*About this task*: A single total is needed, the number of lines of this listing that contain the string "Ctrl".

*Entries shown*:
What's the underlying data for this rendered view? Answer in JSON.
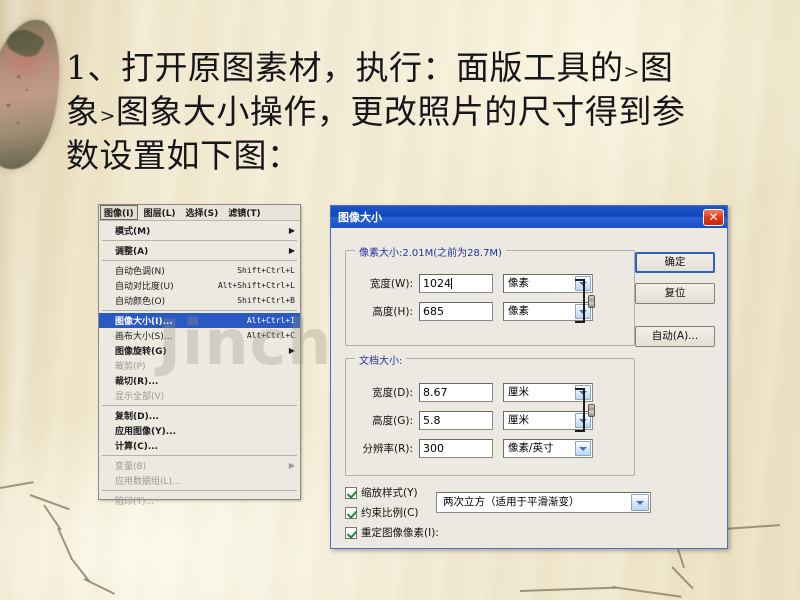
{
  "slide": {
    "headline_line1": "1、打开原图素材，执行：面版工具的",
    "headline_small1": ">",
    "headline_line1b": "图",
    "headline_line2a": "象",
    "headline_small2": ">",
    "headline_line2b": "图象大小操作，更改照片的尺寸得到参",
    "headline_line3": "数设置如下图：",
    "watermark": "Jinchutou.com",
    "accent_blue": "#1147bd",
    "highlight_blue": "#2b59c4",
    "paper_color": "#efe6c9"
  },
  "menu_panel": {
    "menubar": [
      {
        "label": "图像(I)",
        "selected": true
      },
      {
        "label": "图层(L)",
        "selected": false
      },
      {
        "label": "选择(S)",
        "selected": false
      },
      {
        "label": "滤镜(T)",
        "selected": false
      }
    ],
    "items": [
      {
        "label": "模式(M)",
        "accel": "",
        "arrow": "▶",
        "state": "bold",
        "sep_after": true
      },
      {
        "label": "调整(A)",
        "accel": "",
        "arrow": "▶",
        "state": "bold",
        "sep_after": true
      },
      {
        "label": "自动色调(N)",
        "accel": "Shift+Ctrl+L",
        "arrow": "",
        "state": "normal",
        "sep_after": false
      },
      {
        "label": "自动对比度(U)",
        "accel": "Alt+Shift+Ctrl+L",
        "arrow": "",
        "state": "normal",
        "sep_after": false
      },
      {
        "label": "自动颜色(O)",
        "accel": "Shift+Ctrl+B",
        "arrow": "",
        "state": "normal",
        "sep_after": true
      },
      {
        "label": "图像大小(I)...",
        "accel": "Alt+Ctrl+I",
        "arrow": "",
        "state": "highlight",
        "sep_after": false
      },
      {
        "label": "画布大小(S)...",
        "accel": "Alt+Ctrl+C",
        "arrow": "",
        "state": "normal",
        "sep_after": false
      },
      {
        "label": "图像旋转(G)",
        "accel": "",
        "arrow": "▶",
        "state": "bold",
        "sep_after": false
      },
      {
        "label": "裁剪(P)",
        "accel": "",
        "arrow": "",
        "state": "dim",
        "sep_after": false
      },
      {
        "label": "裁切(R)...",
        "accel": "",
        "arrow": "",
        "state": "bold",
        "sep_after": false
      },
      {
        "label": "显示全部(V)",
        "accel": "",
        "arrow": "",
        "state": "dim",
        "sep_after": true
      },
      {
        "label": "复制(D)...",
        "accel": "",
        "arrow": "",
        "state": "bold",
        "sep_after": false
      },
      {
        "label": "应用图像(Y)...",
        "accel": "",
        "arrow": "",
        "state": "bold",
        "sep_after": false
      },
      {
        "label": "计算(C)...",
        "accel": "",
        "arrow": "",
        "state": "bold",
        "sep_after": true
      },
      {
        "label": "变量(B)",
        "accel": "",
        "arrow": "▶",
        "state": "dim",
        "sep_after": false
      },
      {
        "label": "应用数据组(L)...",
        "accel": "",
        "arrow": "",
        "state": "dim",
        "sep_after": true
      },
      {
        "label": "陷印(T)...",
        "accel": "",
        "arrow": "",
        "state": "dim",
        "sep_after": false
      }
    ]
  },
  "dialog": {
    "title": "图像大小",
    "close_icon": "✕",
    "pixel_group": {
      "title": "像素大小:2.01M(之前为28.7M)",
      "width_label": "宽度(W):",
      "width_value": "1024",
      "width_unit": "像素",
      "height_label": "高度(H):",
      "height_value": "685",
      "height_unit": "像素"
    },
    "doc_group": {
      "title": "文档大小:",
      "width_label": "宽度(D):",
      "width_value": "8.67",
      "width_unit": "厘米",
      "height_label": "高度(G):",
      "height_value": "5.8",
      "height_unit": "厘米",
      "res_label": "分辨率(R):",
      "res_value": "300",
      "res_unit": "像素/英寸"
    },
    "checkboxes": [
      {
        "label": "缩放样式(Y)",
        "checked": true
      },
      {
        "label": "约束比例(C)",
        "checked": true
      },
      {
        "label": "重定图像像素(I):",
        "checked": true
      }
    ],
    "resample_method": "两次立方（适用于平滑渐变）",
    "buttons": [
      {
        "label": "确定",
        "default": true
      },
      {
        "label": "复位",
        "default": false
      },
      {
        "label": "自动(A)...",
        "default": false
      }
    ]
  }
}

*Answer section*: 5